Footnote: 5 5. As the 1996 Report pointed out, a condition at common law for the enforcement of a foreign judgment for money was that the judgment had to be final. This requirement of finality continues to be reflected in UECJA. In many instances when an injunction is sought, although the pleadings are drafted to claim a final injunction, the real battle is over whether or not an interim injunction should be granted. When an interim injunction is granted, very often no further steps are taken. The same concern applies to the whole range of interlocutory injunctions that might be issued in the course of a proceeding. For example, orders may be given designed to preserve or protect the subject matter of the litigation. The court may issue a Mareva injunction to prevent the defendants disposing of specified assets. Orders such as these would not meet the test of "finality" but that does not seem to be a sufficient reason to deny their enforcement outside the place where the order was made.

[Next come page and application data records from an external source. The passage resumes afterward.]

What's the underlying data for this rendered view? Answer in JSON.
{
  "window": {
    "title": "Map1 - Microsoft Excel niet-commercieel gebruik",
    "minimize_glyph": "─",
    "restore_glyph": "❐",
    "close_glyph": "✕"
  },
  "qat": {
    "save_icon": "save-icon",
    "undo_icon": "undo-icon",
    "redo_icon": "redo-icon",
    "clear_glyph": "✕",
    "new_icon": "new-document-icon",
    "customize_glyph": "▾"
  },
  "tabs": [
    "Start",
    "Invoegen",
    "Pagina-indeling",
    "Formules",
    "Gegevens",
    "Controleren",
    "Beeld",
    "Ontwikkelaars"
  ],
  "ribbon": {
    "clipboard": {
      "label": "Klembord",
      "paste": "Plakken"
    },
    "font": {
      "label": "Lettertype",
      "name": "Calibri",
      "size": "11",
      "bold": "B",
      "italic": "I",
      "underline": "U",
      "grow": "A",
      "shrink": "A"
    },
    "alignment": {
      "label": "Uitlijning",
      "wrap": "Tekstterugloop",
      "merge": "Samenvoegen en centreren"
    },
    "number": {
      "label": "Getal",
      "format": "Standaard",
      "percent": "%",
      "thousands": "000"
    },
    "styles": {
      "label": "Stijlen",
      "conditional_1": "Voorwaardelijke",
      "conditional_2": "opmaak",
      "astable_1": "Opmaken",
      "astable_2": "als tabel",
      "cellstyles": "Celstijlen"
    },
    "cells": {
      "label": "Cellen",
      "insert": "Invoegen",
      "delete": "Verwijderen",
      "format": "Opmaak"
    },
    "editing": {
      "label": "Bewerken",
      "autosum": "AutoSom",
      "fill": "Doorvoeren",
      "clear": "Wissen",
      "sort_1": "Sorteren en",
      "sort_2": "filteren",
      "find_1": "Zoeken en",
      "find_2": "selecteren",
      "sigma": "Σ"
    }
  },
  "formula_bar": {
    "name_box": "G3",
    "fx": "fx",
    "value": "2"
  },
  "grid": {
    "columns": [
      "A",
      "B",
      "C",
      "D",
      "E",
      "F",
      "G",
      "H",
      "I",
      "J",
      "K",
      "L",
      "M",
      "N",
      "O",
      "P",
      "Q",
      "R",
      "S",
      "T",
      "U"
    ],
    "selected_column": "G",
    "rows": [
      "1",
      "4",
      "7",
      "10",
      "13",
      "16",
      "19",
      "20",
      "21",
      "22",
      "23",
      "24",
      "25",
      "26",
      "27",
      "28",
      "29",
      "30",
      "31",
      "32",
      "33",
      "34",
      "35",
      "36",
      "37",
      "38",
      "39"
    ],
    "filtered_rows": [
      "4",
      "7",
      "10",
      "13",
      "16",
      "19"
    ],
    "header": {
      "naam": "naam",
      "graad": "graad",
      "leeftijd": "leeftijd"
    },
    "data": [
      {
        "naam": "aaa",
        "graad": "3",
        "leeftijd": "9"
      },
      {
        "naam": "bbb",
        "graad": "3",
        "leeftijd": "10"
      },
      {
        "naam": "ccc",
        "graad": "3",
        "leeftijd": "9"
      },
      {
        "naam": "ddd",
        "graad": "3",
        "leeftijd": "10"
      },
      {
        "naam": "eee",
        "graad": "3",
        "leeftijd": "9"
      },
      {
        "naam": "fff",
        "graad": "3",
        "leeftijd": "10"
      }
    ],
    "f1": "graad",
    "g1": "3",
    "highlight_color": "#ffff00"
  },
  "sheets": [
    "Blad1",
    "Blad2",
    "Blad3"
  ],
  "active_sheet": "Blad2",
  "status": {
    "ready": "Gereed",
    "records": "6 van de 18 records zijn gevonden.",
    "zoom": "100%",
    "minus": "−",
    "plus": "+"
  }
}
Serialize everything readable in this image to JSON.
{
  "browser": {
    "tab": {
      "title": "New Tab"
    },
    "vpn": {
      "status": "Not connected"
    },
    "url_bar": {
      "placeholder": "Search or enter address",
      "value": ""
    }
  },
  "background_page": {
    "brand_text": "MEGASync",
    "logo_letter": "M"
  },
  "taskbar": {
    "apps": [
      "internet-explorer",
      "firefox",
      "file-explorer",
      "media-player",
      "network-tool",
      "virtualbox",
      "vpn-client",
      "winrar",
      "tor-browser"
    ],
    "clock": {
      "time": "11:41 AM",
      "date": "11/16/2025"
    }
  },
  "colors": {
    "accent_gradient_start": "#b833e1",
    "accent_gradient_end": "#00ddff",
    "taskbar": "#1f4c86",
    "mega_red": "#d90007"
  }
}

Footnote: 6 6. One suggestion was that the concept of a local public policy could be invoked by the judge in that case although others expressed concern about widening the ambit of public policy in this kind of context. Another suggestion was made that the enforcing court might refuse to give effect to the order where it is satisfied that the court in the original jurisdiction did not intend the order to have effect outside of that jurisdiction.
Footnote: 7 7. A "B.C. alternative" would have linked the enforceability into registration with the protection order registry.
Footnote: 8 8. The particular concern related to judgments made in reliance on statutes that alter the burden of proof or eliminate defences in public nuisance actions.